The CCNP requires that you first have the CCNA certification (I recently wrote a review of this certification, which you can find here on InformIT). The CCNP requires that you pass four written exams that cover routing, switching, remote access, and troubleshooting support. Or, if you've eaten your Wheaties and are more than familiar with these topics, you can take Exam 640-509, the Foundations exam, which covers routing, switching, and remote access in one shot and the additional troubleshooting exam.
The exam structure is fill-in-the-blank and multiple-choice questions. Exams have between 65 to 75 questions that you'll have to answer within 60 to 90 minutes, depending on which exam you're taking. If you choose to go with the Foundations exam, 640-509, you'll be faced with 130 questions to complete within three hours.
This article will introduce you to the four written exams and tell you how you can plan your own back-to-school experience.
Exam 640-503 Routing
This exam, in case you didn't guess, covers everything about routing. You need an in-depth understanding of routing principles, subnetting, and routing tables. The objectives begin with your knowledge of routing principles. You need to be able to evaluate data that routers use to route packets between networks, describe classful and classless routing protocols, and analyze routing tables.
You will encounter IP addressing and subnetting issues such as using Variable Length Subnet Masks (VLSMs), addressing schemes, and using the IP helper. The exam continues with Open Shortest Path First (OSPF)—how it compares with other protocols and why you'll want to use it. Other protocols you need to know about include EIGRP, Basic Border Gateway Protocol, and IGP.
The objectives wrap up with information on optimizing routing update operations. You need experience with different techniques to control update traffic, configure route redistribution, and use policy-based routing.
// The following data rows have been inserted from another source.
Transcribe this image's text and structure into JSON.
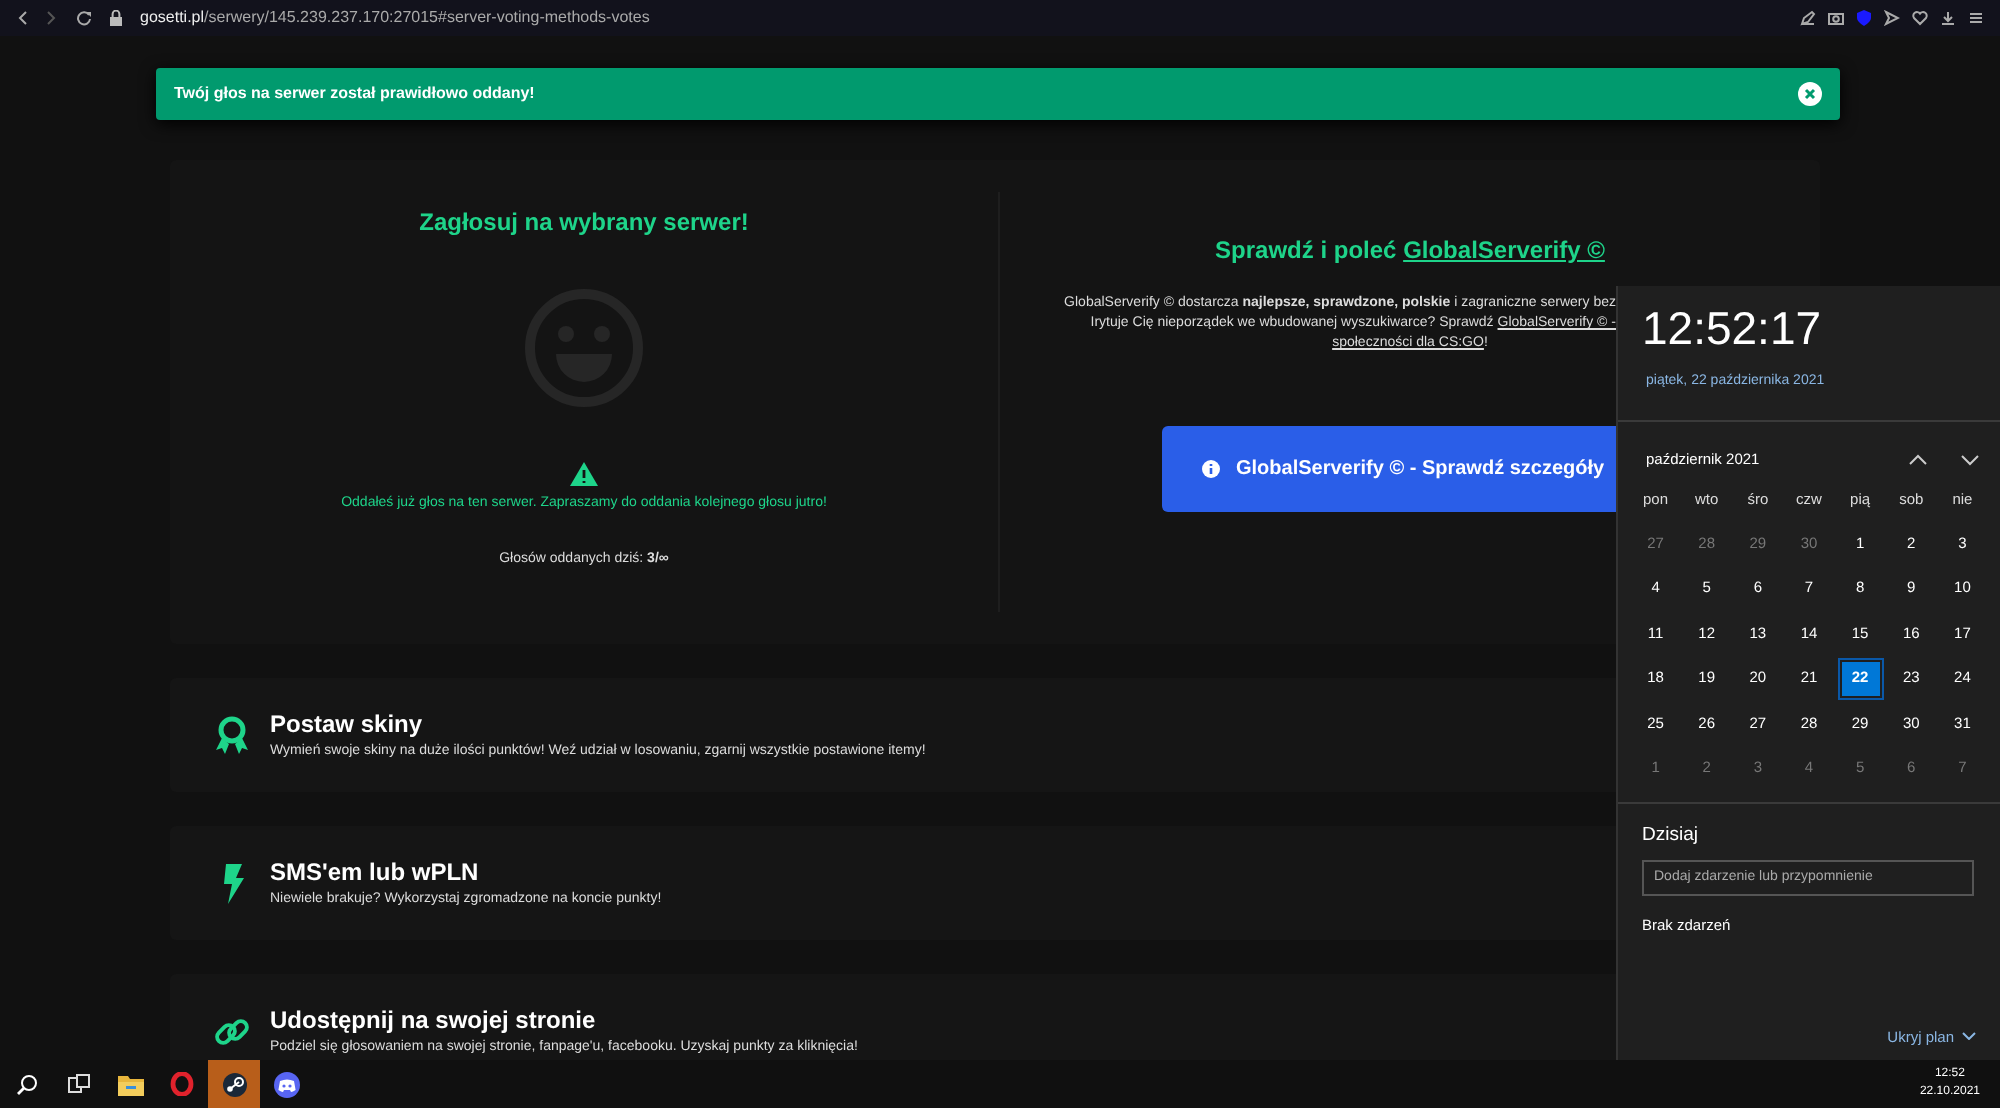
{
  "browser": {
    "url_host": "gosetti.pl",
    "url_path": "/serwery/145.239.237.170:27015#server-voting-methods-votes"
  },
  "alert": {
    "message": "Twój głos na serwer został prawidłowo oddany!"
  },
  "vote": {
    "title": "Zagłosuj na wybrany serwer!",
    "notice": "Oddałeś już głos na ten serwer. Zapraszamy do oddania kolejnego głosu jutro!",
    "count_text": "Głosów oddanych dziś: **3/∞**"
  },
  "promo": {
    "title_prefix": "Sprawdź i poleć",
    "title_link": "GlobalServerify ©",
    "line_1": "GlobalServerify © dostarcza **najlepsze, sprawdzone, polskie** i zagraniczne serwery bez",
    "line_2": "Irytuje Cię nieporządek we wbudowanej wyszukiwarce? Sprawdź",
    "line_2_link": "GlobalServerify © -",
    "line_3_link": "społeczności dla CS:GO",
    "line_3_end": "!",
    "button": "GlobalServerify © - Sprawdź szczegóły"
  },
  "features": [
    {
      "kind": "award",
      "title": "Postaw skiny",
      "text": "Wymień swoje skiny na duże ilości punktów! Weź udział w losowaniu, zgarnij wszystkie postawione itemy!"
    },
    {
      "kind": "bolt",
      "title": "SMS'em lub wPLN",
      "text": "Niewiele brakuje? Wykorzystaj zgromadzone na koncie punkty!"
    },
    {
      "kind": "link",
      "title": "Udostępnij na swojej stronie",
      "text": "Podziel się głosowaniem na swojej stronie, fanpage'u, facebooku. Uzyskaj punkty za kliknięcia!"
    }
  ],
  "calendar": {
    "time": "12:52:17",
    "date": "piątek, 22 października 2021",
    "month": "październik 2021",
    "weekdays": [
      "pon",
      "wto",
      "śro",
      "czw",
      "pią",
      "sob",
      "nie"
    ],
    "weeks": [
      [
        {
          "day": "27",
          "other_month": true,
          "selected": false
        },
        {
          "day": "28",
          "other_month": true,
          "selected": false
        },
        {
          "day": "29",
          "other_month": true,
          "selected": false
        },
        {
          "day": "30",
          "other_month": true,
          "selected": false
        },
        {
          "day": "1",
          "other_month": false,
          "selected": false
        },
        {
          "day": "2",
          "other_month": false,
          "selected": false
        },
        {
          "day": "3",
          "other_month": false,
          "selected": false
        }
      ],
      [
        {
          "day": "4",
          "other_month": false,
          "selected": false
        },
        {
          "day": "5",
          "other_month": false,
          "selected": false
        },
        {
          "day": "6",
          "other_month": false,
          "selected": false
        },
        {
          "day": "7",
          "other_month": false,
          "selected": false
        },
        {
          "day": "8",
          "other_month": false,
          "selected": false
        },
        {
          "day": "9",
          "other_month": false,
          "selected": false
        },
        {
          "day": "10",
          "other_month": false,
          "selected": false
        }
      ],
      [
        {
          "day": "11",
          "other_month": false,
          "selected": false
        },
        {
          "day": "12",
          "other_month": false,
          "selected": false
        },
        {
          "day": "13",
          "other_month": false,
          "selected": false
        },
        {
          "day": "14",
          "other_month": false,
          "selected": false
        },
        {
          "day": "15",
          "other_month": false,
          "selected": false
        },
        {
          "day": "16",
          "other_month": false,
          "selected": false
        },
        {
          "day": "17",
          "other_month": false,
          "selected": false
        }
      ],
      [
        {
          "day": "18",
          "other_month": false,
          "selected": false
        },
        {
          "day": "19",
          "other_month": false,
          "selected": false
        },
        {
          "day": "20",
          "other_month": false,
          "selected": false
        },
        {
          "day": "21",
          "other_month": false,
          "selected": false
        },
        {
          "day": "22",
          "other_month": false,
          "selected": true
        },
        {
          "day": "23",
          "other_month": false,
          "selected": false
        },
        {
          "day": "24",
          "other_month": false,
          "selected": false
        }
      ],
      [
        {
          "day": "25",
          "other_month": false,
          "selected": false
        },
        {
          "day": "26",
          "other_month": false,
          "selected": false
        },
        {
          "day": "27",
          "other_month": false,
          "selected": false
        },
        {
          "day": "28",
          "other_month": false,
          "selected": false
        },
        {
          "day": "29",
          "other_month": false,
          "selected": false
        },
        {
          "day": "30",
          "other_month": false,
          "selected": false
        },
        {
          "day": "31",
          "other_month": false,
          "selected": false
        }
      ],
      [
        {
          "day": "1",
          "other_month": true,
          "selected": false
        },
        {
          "day": "2",
          "other_month": true,
          "selected": false
        },
        {
          "day": "3",
          "other_month": true,
          "selected": false
        },
        {
          "day": "4",
          "other_month": true,
          "selected": false
        },
        {
          "day": "5",
          "other_month": true,
          "selected": false
        },
        {
          "day": "6",
          "other_month": true,
          "selected": false
        },
        {
          "day": "7",
          "other_month": true,
          "selected": false
        }
      ]
    ],
    "today_label": "Dzisiaj",
    "event_placeholder": "Dodaj zdarzenie lub przypomnienie",
    "no_events": "Brak zdarzeń",
    "hide_plan": "Ukryj plan"
  },
  "taskbar": {
    "apps": [
      {
        "kind": "search",
        "active": false
      },
      {
        "kind": "taskview",
        "active": false
      },
      {
        "kind": "folder",
        "active": false
      },
      {
        "kind": "ring",
        "active": false
      },
      {
        "kind": "piston",
        "active": true
      },
      {
        "kind": "gamepad",
        "active": false
      }
    ],
    "time": "12:52",
    "date": "22.10.2021"
  }
}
As with most vendor certifications, courses are offered to prep you for the exam. Cisco offers the certified course called Building Scalable Networks. At the end of this article, I'll also point you to some self-study materials for each exam.